# Exercise description
Verbatim copy without images: return all of the data as it stands.
**** Data records
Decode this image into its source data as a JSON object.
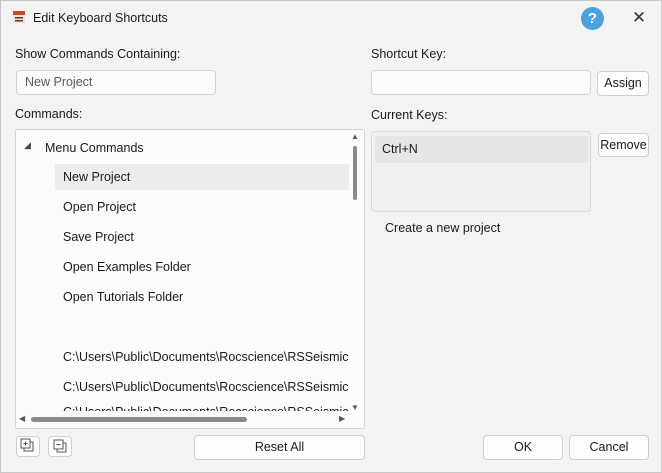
{
  "window": {
    "title": "Edit Keyboard Shortcuts",
    "help_icon": "question-icon",
    "help_glyph": "?",
    "close_glyph": "✕"
  },
  "filter": {
    "label": "Show Commands Containing:",
    "value": "New Project"
  },
  "commands": {
    "label": "Commands:",
    "group": {
      "label": "Menu Commands",
      "expander": "◢"
    },
    "items": [
      "New Project",
      "Open Project",
      "Save Project",
      "Open Examples Folder",
      "Open Tutorials Folder",
      "",
      "C:\\Users\\Public\\Documents\\Rocscience\\RSSeismic Exa",
      "C:\\Users\\Public\\Documents\\Rocscience\\RSSeismic Exa",
      "C:\\Users\\Public\\Documents\\Rocscience\\RSSeismic Exa"
    ],
    "selected_index": 0
  },
  "shortcut": {
    "label": "Shortcut Key:",
    "value": "",
    "assign_label": "Assign"
  },
  "current_keys": {
    "label": "Current Keys:",
    "keys": [
      "Ctrl+N"
    ],
    "remove_label": "Remove",
    "description": "Create a new project"
  },
  "footer": {
    "reset_label": "Reset All",
    "ok_label": "OK",
    "cancel_label": "Cancel"
  },
  "scroll": {
    "up": "▲",
    "down": "▼",
    "left": "◀",
    "right": "▶"
  },
  "colors": {
    "help_blue": "#4aa3df",
    "selected_row": "#ececec"
  }
}
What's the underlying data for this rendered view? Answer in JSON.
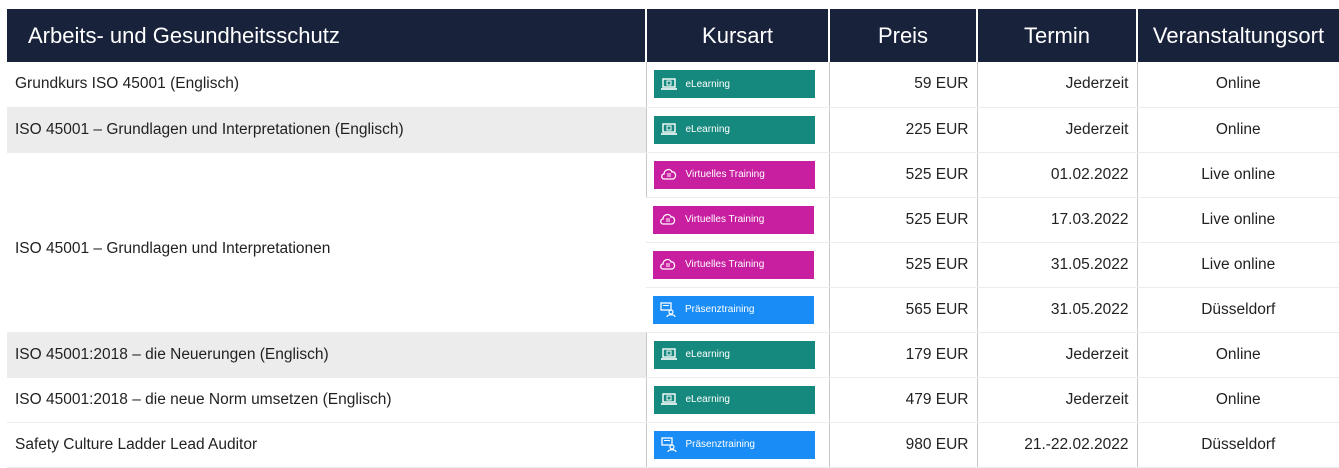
{
  "table": {
    "headers": {
      "title": "Arbeits- und Gesundheitsschutz",
      "type": "Kursart",
      "price": "Preis",
      "date": "Termin",
      "venue": "Veranstaltungsort"
    },
    "badge_types": {
      "elearning": {
        "label": "eLearning",
        "icon": "laptop-icon",
        "color": "#16897e"
      },
      "virtual": {
        "label": "Virtuelles Training",
        "icon": "cloud-document-icon",
        "color": "#c81ea0"
      },
      "presence": {
        "label": "Präsenztraining",
        "icon": "classroom-icon",
        "color": "#1a8cf5"
      }
    },
    "rows": [
      {
        "title": "Grundkurs ISO 45001 (Englisch)",
        "type_label": "eLearning",
        "price": "59 EUR",
        "date": "Jederzeit",
        "venue": "Online"
      },
      {
        "title": "ISO 45001 – Grundlagen und Interpretationen (Englisch)",
        "type_label": "eLearning",
        "price": "225 EUR",
        "date": "Jederzeit",
        "venue": "Online"
      },
      {
        "title": "ISO 45001 – Grundlagen und Interpretationen",
        "type_label": "Virtuelles Training",
        "price": "525 EUR",
        "date": "01.02.2022",
        "venue": "Live online"
      },
      {
        "title": "",
        "type_label": "Virtuelles Training",
        "price": "525 EUR",
        "date": "17.03.2022",
        "venue": "Live online"
      },
      {
        "title": "",
        "type_label": "Virtuelles Training",
        "price": "525 EUR",
        "date": "31.05.2022",
        "venue": "Live online"
      },
      {
        "title": "",
        "type_label": "Präsenztraining",
        "price": "565 EUR",
        "date": "31.05.2022",
        "venue": "Düsseldorf"
      },
      {
        "title": "ISO 45001:2018 – die Neuerungen (Englisch)",
        "type_label": "eLearning",
        "price": "179 EUR",
        "date": "Jederzeit",
        "venue": "Online"
      },
      {
        "title": "ISO 45001:2018 – die neue Norm umsetzen (Englisch)",
        "type_label": "eLearning",
        "price": "479 EUR",
        "date": "Jederzeit",
        "venue": "Online"
      },
      {
        "title": "Safety Culture Ladder Lead Auditor",
        "type_label": "Präsenztraining",
        "price": "980 EUR",
        "date": "21.-22.02.2022",
        "venue": "Düsseldorf"
      }
    ]
  }
}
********
# Reply to the task
Decode this image into its source data as a JSON object.
{
  "window": {
    "title": "Edit Keyboard Shortcuts",
    "help_icon": "question-icon",
    "help_glyph": "?",
    "close_glyph": "✕"
  },
  "filter": {
    "label": "Show Commands Containing:",
    "value": "New Project"
  },
  "commands": {
    "label": "Commands:",
    "group": {
      "label": "Menu Commands",
      "expander": "◢"
    },
    "items": [
      "New Project",
      "Open Project",
      "Save Project",
      "Open Examples Folder",
      "Open Tutorials Folder",
      "",
      "C:\\Users\\Public\\Documents\\Rocscience\\RSSeismic Exa",
      "C:\\Users\\Public\\Documents\\Rocscience\\RSSeismic Exa",
      "C:\\Users\\Public\\Documents\\Rocscience\\RSSeismic Exa"
    ],
    "selected_index": 0
  },
  "shortcut": {
    "label": "Shortcut Key:",
    "value": "",
    "assign_label": "Assign"
  },
  "current_keys": {
    "label": "Current Keys:",
    "keys": [
      "Ctrl+N"
    ],
    "remove_label": "Remove",
    "description": "Create a new project"
  },
  "footer": {
    "reset_label": "Reset All",
    "ok_label": "OK",
    "cancel_label": "Cancel"
  },
  "scroll": {
    "up": "▲",
    "down": "▼",
    "left": "◀",
    "right": "▶"
  },
  "colors": {
    "help_blue": "#4aa3df",
    "selected_row": "#ececec"
  }
}
What's the underlying data for this rendered view? Answer in JSON.
{
  "table": {
    "headers": {
      "title": "Arbeits- und Gesundheitsschutz",
      "type": "Kursart",
      "price": "Preis",
      "date": "Termin",
      "venue": "Veranstaltungsort"
    },
    "badge_types": {
      "elearning": {
        "label": "eLearning",
        "icon": "laptop-icon",
        "color": "#16897e"
      },
      "virtual": {
        "label": "Virtuelles Training",
        "icon": "cloud-document-icon",
        "color": "#c81ea0"
      },
      "presence": {
        "label": "Präsenztraining",
        "icon": "classroom-icon",
        "color": "#1a8cf5"
      }
    },
    "rows": [
      {
        "title": "Grundkurs ISO 45001 (Englisch)",
        "type_label": "eLearning",
        "price": "59 EUR",
        "date": "Jederzeit",
        "venue": "Online"
      },
      {
        "title": "ISO 45001 – Grundlagen und Interpretationen (Englisch)",
        "type_label": "eLearning",
        "price": "225 EUR",
        "date": "Jederzeit",
        "venue": "Online"
      },
      {
        "title": "ISO 45001 – Grundlagen und Interpretationen",
        "type_label": "Virtuelles Training",
        "price": "525 EUR",
        "date": "01.02.2022",
        "venue": "Live online"
      },
      {
        "title": "",
        "type_label": "Virtuelles Training",
        "price": "525 EUR",
        "date": "17.03.2022",
        "venue": "Live online"
      },
      {
        "title": "",
        "type_label": "Virtuelles Training",
        "price": "525 EUR",
        "date": "31.05.2022",
        "venue": "Live online"
      },
      {
        "title": "",
        "type_label": "Präsenztraining",
        "price": "565 EUR",
        "date": "31.05.2022",
        "venue": "Düsseldorf"
      },
      {
        "title": "ISO 45001:2018 – die Neuerungen (Englisch)",
        "type_label": "eLearning",
        "price": "179 EUR",
        "date": "Jederzeit",
        "venue": "Online"
      },
      {
        "title": "ISO 45001:2018 – die neue Norm umsetzen (Englisch)",
        "type_label": "eLearning",
        "price": "479 EUR",
        "date": "Jederzeit",
        "venue": "Online"
      },
      {
        "title": "Safety Culture Ladder Lead Auditor",
        "type_label": "Präsenztraining",
        "price": "980 EUR",
        "date": "21.-22.02.2022",
        "venue": "Düsseldorf"
      }
    ]
  }
}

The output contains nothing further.